• [What to produce]: The data below should be restated word for word, with every picture omitted.

• [Dataset rows for apps and sites]:
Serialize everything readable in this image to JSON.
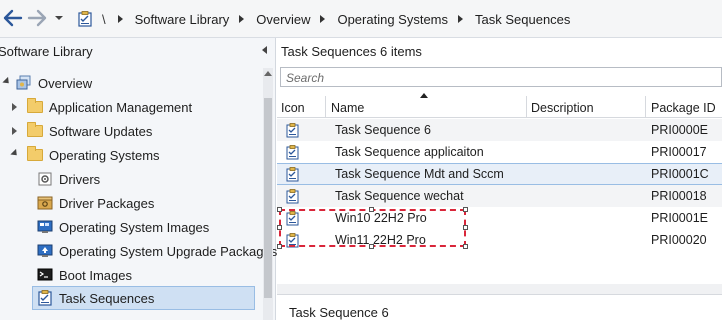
{
  "toolbar": {
    "back_icon": "back-arrow-icon",
    "forward_icon": "forward-arrow-icon",
    "dropdown_icon": "chevron-down-icon"
  },
  "breadcrumb": {
    "root": "\\",
    "items": [
      "Software Library",
      "Overview",
      "Operating Systems",
      "Task Sequences"
    ]
  },
  "sidebar": {
    "title": "Software Library",
    "items": [
      {
        "label": "Overview",
        "icon": "overview-icon"
      },
      {
        "label": "Application Management",
        "icon": "folder-icon"
      },
      {
        "label": "Software Updates",
        "icon": "folder-icon"
      },
      {
        "label": "Operating Systems",
        "icon": "folder-icon"
      },
      {
        "label": "Drivers",
        "icon": "drivers-icon"
      },
      {
        "label": "Driver Packages",
        "icon": "driver-packages-icon"
      },
      {
        "label": "Operating System Images",
        "icon": "os-images-icon"
      },
      {
        "label": "Operating System Upgrade Packages",
        "icon": "os-upgrade-icon"
      },
      {
        "label": "Boot Images",
        "icon": "boot-images-icon"
      },
      {
        "label": "Task Sequences",
        "icon": "task-sequences-icon"
      }
    ]
  },
  "main": {
    "title": "Task Sequences 6 items",
    "search_placeholder": "Search",
    "columns": [
      "Icon",
      "Name",
      "Description",
      "Package ID"
    ],
    "rows": [
      {
        "name": "Task Sequence 6",
        "description": "",
        "package_id": "PRI0000E"
      },
      {
        "name": "Task Sequence applicaiton",
        "description": "",
        "package_id": "PRI00017"
      },
      {
        "name": "Task Sequence Mdt and Sccm",
        "description": "",
        "package_id": "PRI0001C"
      },
      {
        "name": "Task Sequence wechat",
        "description": "",
        "package_id": "PRI00018"
      },
      {
        "name": "Win10 22H2 Pro",
        "description": "",
        "package_id": "PRI0001E"
      },
      {
        "name": "Win11 22H2 Pro",
        "description": "",
        "package_id": "PRI00020"
      }
    ],
    "detail_title": "Task Sequence 6"
  },
  "colors": {
    "selection": "#cfe0f3",
    "highlight_border": "#d9263a",
    "pane_background": "#f4f6f9"
  }
}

• [Solution to this exercise]:
Serialize everything readable in this image to JSON.
{
  "toolbar": {
    "back_icon": "back-arrow-icon",
    "forward_icon": "forward-arrow-icon",
    "dropdown_icon": "chevron-down-icon"
  },
  "breadcrumb": {
    "root": "\\",
    "items": [
      "Software Library",
      "Overview",
      "Operating Systems",
      "Task Sequences"
    ]
  },
  "sidebar": {
    "title": "Software Library",
    "items": [
      {
        "label": "Overview",
        "icon": "overview-icon"
      },
      {
        "label": "Application Management",
        "icon": "folder-icon"
      },
      {
        "label": "Software Updates",
        "icon": "folder-icon"
      },
      {
        "label": "Operating Systems",
        "icon": "folder-icon"
      },
      {
        "label": "Drivers",
        "icon": "drivers-icon"
      },
      {
        "label": "Driver Packages",
        "icon": "driver-packages-icon"
      },
      {
        "label": "Operating System Images",
        "icon": "os-images-icon"
      },
      {
        "label": "Operating System Upgrade Packages",
        "icon": "os-upgrade-icon"
      },
      {
        "label": "Boot Images",
        "icon": "boot-images-icon"
      },
      {
        "label": "Task Sequences",
        "icon": "task-sequences-icon"
      }
    ]
  },
  "main": {
    "title": "Task Sequences 6 items",
    "search_placeholder": "Search",
    "columns": [
      "Icon",
      "Name",
      "Description",
      "Package ID"
    ],
    "rows": [
      {
        "name": "Task Sequence 6",
        "description": "",
        "package_id": "PRI0000E"
      },
      {
        "name": "Task Sequence applicaiton",
        "description": "",
        "package_id": "PRI00017"
      },
      {
        "name": "Task Sequence Mdt and Sccm",
        "description": "",
        "package_id": "PRI0001C"
      },
      {
        "name": "Task Sequence wechat",
        "description": "",
        "package_id": "PRI00018"
      },
      {
        "name": "Win10 22H2 Pro",
        "description": "",
        "package_id": "PRI0001E"
      },
      {
        "name": "Win11 22H2 Pro",
        "description": "",
        "package_id": "PRI00020"
      }
    ],
    "detail_title": "Task Sequence 6"
  },
  "colors": {
    "selection": "#cfe0f3",
    "highlight_border": "#d9263a",
    "pane_background": "#f4f6f9"
  }
}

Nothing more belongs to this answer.